care of time span of bill and date when cash received actually.



1. Principal¶s account (for which business is an agent).

2. Agreements with parties.

3. Counterfoils of receipts.

" @# $

Sometimes business acts as a stand alone business and as an agent at the same time. Commission is the reward for agency
services rendered to different parties (principals). Amount of commission can be confirmed from accounts maintained by principal.

Agreements with agent can also make clear the rate and amount of commission so these agreements should be studied thoroughly.
Cash received and calculations made for, commission can be vouched with counterfoils of receipts received.

Examine whether distinction is made between commission and dcommission (extra commission for assuring parties that
if debtor will not make payment we will bear bad debts).

)% " 


1. Broker¶s sold note.

2. Bank advice.

" @# $

Cash received on investment sold (bonds, shares etc.) should be scrutinized with sold note issued by broker and records of broker
may behelpful for further confirmations.

Often securities are sold at cum-dividend or ex-dividend.

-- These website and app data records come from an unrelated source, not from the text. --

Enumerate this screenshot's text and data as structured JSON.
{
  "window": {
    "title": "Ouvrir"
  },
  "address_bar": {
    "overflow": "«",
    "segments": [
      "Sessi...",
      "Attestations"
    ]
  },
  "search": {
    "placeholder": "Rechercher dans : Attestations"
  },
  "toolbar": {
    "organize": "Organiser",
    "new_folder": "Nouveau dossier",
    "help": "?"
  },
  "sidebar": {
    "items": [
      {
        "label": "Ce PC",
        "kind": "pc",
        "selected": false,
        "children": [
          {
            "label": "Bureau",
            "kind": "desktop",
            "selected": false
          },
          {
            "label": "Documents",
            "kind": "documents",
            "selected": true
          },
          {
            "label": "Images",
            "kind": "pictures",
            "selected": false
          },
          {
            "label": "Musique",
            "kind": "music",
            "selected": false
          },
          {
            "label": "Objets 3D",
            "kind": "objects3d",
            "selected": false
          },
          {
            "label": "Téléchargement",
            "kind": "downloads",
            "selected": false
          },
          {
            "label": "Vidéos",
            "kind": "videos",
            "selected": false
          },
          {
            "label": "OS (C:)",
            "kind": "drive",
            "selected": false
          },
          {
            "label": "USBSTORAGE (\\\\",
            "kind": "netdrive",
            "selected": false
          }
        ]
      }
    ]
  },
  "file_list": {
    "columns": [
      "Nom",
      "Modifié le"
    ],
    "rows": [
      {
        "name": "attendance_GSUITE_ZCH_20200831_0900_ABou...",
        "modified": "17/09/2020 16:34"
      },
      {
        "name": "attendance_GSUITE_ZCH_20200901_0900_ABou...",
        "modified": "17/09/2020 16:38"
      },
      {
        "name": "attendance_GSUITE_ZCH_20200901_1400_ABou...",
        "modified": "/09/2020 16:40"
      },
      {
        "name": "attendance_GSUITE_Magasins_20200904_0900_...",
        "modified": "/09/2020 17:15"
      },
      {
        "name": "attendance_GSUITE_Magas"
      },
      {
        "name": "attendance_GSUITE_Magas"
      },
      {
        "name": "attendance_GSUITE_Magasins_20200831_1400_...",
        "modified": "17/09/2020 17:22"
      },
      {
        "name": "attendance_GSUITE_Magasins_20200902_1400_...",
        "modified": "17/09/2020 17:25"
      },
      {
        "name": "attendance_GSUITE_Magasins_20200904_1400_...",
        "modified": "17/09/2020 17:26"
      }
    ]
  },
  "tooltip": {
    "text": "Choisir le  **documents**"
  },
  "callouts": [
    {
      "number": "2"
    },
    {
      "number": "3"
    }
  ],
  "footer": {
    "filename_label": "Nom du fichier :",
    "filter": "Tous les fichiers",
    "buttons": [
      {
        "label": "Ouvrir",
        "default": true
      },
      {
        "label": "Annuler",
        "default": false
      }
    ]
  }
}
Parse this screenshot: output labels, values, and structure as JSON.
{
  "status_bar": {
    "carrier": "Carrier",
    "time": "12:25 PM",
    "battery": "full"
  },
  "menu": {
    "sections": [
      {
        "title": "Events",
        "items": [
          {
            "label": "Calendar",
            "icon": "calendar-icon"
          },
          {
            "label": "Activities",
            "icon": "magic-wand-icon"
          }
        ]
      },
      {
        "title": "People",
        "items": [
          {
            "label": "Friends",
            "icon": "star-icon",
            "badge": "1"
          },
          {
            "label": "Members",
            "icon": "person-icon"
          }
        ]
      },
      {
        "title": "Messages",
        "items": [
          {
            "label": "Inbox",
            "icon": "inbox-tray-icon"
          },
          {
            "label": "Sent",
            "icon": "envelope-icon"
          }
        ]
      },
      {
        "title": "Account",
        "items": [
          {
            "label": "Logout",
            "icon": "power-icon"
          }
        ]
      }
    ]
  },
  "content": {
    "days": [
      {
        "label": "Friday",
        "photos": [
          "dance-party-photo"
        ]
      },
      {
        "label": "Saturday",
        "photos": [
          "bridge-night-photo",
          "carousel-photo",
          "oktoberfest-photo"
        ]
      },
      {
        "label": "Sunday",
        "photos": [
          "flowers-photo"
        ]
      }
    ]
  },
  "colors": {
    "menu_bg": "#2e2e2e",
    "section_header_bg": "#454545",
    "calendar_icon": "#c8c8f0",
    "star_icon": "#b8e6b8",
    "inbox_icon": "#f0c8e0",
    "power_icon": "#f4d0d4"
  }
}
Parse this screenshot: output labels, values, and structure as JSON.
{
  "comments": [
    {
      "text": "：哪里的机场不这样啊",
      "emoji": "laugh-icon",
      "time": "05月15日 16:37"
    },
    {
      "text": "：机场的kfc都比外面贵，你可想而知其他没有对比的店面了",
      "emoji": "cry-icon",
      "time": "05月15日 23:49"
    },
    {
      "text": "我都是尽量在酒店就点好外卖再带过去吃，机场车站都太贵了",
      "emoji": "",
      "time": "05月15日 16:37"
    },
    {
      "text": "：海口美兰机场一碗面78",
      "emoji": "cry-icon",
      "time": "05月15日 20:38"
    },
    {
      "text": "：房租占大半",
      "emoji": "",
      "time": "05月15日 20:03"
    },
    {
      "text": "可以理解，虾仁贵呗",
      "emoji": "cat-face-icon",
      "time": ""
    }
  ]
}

Audit has to take for partitioning of capital and revenue part. af dividend is
cum then proportional amount of dividend should be charged to revenue and capital part of investment should be deducted from
investment balance sheet.

af banks are rendering their services while selling investment then bank advice is the source of vouching and the amount should be
apportioned: principal amount of investment, dividend and bank¶s commission.

'! !%ü


1. Register s of subscribers
2. Counterfoils of receipts.
" @# $

an case of non-trading concerns like clubs, schools, hospitals and welfare institutions, subscription is-the main source of income so
auditor has attend this amount in depth.

Subscription register and counterfoils of receipts are the only evidences for comparison so amounts on these should be in
agreement Unearned, earned and subscription in arrear must be treated at merit and only amount received from these should be in
Cash Book.



1. Accounts of insurance company.

2. Original insurance policy (for confirmation of claim).

" @# $

Often businesses claim the amount from insurance company what id fake, so role of auditor becomes, more critical. ansurance
company normally relies on audited information so any surpassed error and fraud may cause death to business.

Original insurance policy may be the key for vouching of insurant) claims. Terms and conditions, type of risk, amount of claim and
other information will be transparent clear to confirm amount of insurance.

Accounts and records of insurance company are the documents, which should be vouched with Cash Book.



1. Minute book of board of directors.

2. Auctioneer¶s account.

3. Sale contract.

" @# $

No fixed asset can be disposed of without the prior permission of directors so any indication of sale of fixed asset should be checked
from minute book of director¶s meeting. af goods are sold through auction then accounts of auctioneer help in confirming amount;
otherwise sales can only be vouched with sales contract where all facts regarding sale are properly shown.

Auditor should see that profit on sold assets is kept separate and transferred to capital reserve or not. He is also responsible to care
that book value of fixed assets is credited in concerned account.



1. Contracts and related documents.
  Counterfoils of receipts.
" @# $

af any other amount is received, that can be vouched with concerned document, contract or any-other such evidence that is
considered fit for particular transaction.